● ASSIGNMENT: Only the lines that hold "screenshot" should be in the answer, each copied from the data below.

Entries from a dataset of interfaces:
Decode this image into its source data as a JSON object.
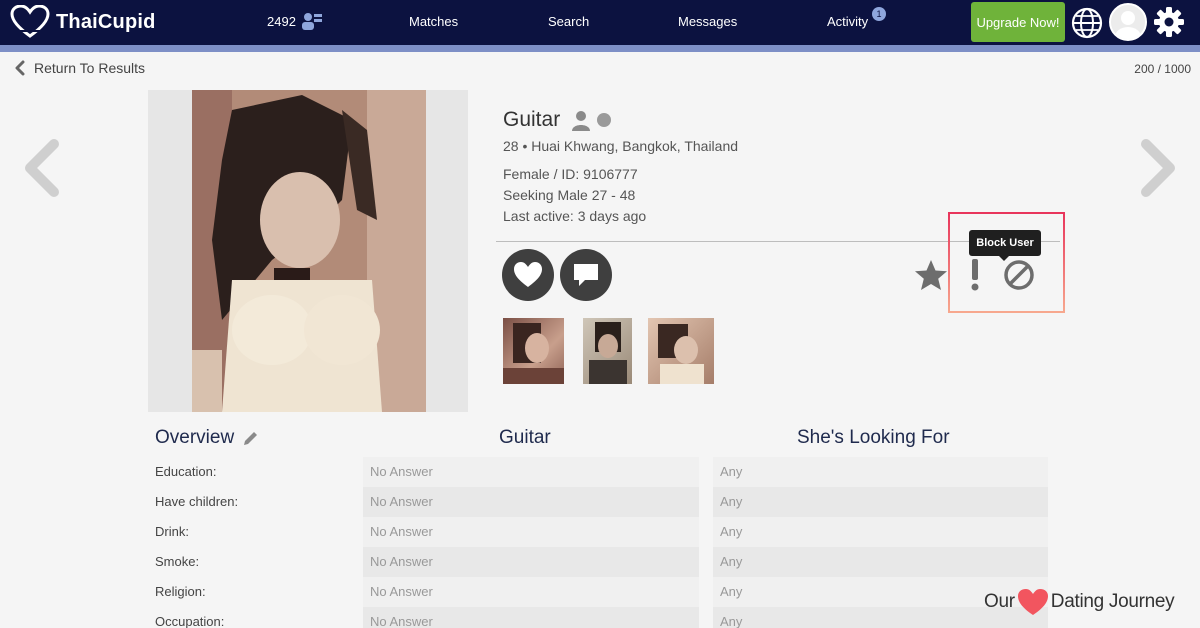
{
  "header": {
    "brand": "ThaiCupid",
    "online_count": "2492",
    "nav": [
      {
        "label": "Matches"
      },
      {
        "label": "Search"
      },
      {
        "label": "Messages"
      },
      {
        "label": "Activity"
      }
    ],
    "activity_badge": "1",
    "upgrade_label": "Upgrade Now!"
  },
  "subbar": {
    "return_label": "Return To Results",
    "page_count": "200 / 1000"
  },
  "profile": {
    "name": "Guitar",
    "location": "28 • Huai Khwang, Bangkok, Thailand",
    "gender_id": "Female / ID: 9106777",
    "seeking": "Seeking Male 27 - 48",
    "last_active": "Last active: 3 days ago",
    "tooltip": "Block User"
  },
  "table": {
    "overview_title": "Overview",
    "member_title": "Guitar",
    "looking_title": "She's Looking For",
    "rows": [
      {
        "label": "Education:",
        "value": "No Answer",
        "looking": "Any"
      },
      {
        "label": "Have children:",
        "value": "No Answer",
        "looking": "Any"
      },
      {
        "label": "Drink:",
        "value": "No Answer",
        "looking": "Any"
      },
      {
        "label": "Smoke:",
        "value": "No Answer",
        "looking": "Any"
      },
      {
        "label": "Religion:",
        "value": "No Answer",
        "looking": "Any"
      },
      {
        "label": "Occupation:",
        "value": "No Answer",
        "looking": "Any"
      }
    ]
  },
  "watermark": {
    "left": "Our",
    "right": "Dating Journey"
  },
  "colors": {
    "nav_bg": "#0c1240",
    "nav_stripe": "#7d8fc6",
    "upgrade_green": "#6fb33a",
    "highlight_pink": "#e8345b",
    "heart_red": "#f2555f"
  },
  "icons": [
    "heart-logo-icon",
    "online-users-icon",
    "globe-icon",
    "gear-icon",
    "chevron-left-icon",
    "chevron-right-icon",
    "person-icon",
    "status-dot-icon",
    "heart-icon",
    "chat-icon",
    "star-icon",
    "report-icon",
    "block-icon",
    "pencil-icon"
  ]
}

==

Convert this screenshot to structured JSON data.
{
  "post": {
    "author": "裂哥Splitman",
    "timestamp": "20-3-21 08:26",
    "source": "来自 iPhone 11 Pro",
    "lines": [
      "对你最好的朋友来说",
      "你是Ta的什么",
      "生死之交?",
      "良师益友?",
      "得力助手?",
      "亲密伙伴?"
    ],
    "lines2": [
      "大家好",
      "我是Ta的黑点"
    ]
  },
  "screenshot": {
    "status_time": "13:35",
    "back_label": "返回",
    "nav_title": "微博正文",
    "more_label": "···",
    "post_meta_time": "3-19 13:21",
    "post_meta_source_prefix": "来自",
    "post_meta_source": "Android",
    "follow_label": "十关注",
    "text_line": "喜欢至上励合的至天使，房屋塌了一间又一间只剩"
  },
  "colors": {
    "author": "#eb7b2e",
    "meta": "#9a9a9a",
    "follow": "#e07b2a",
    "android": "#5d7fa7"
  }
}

● ANSWER SECTION:
Convert this screenshot to structured JSON data.
  "screenshot": {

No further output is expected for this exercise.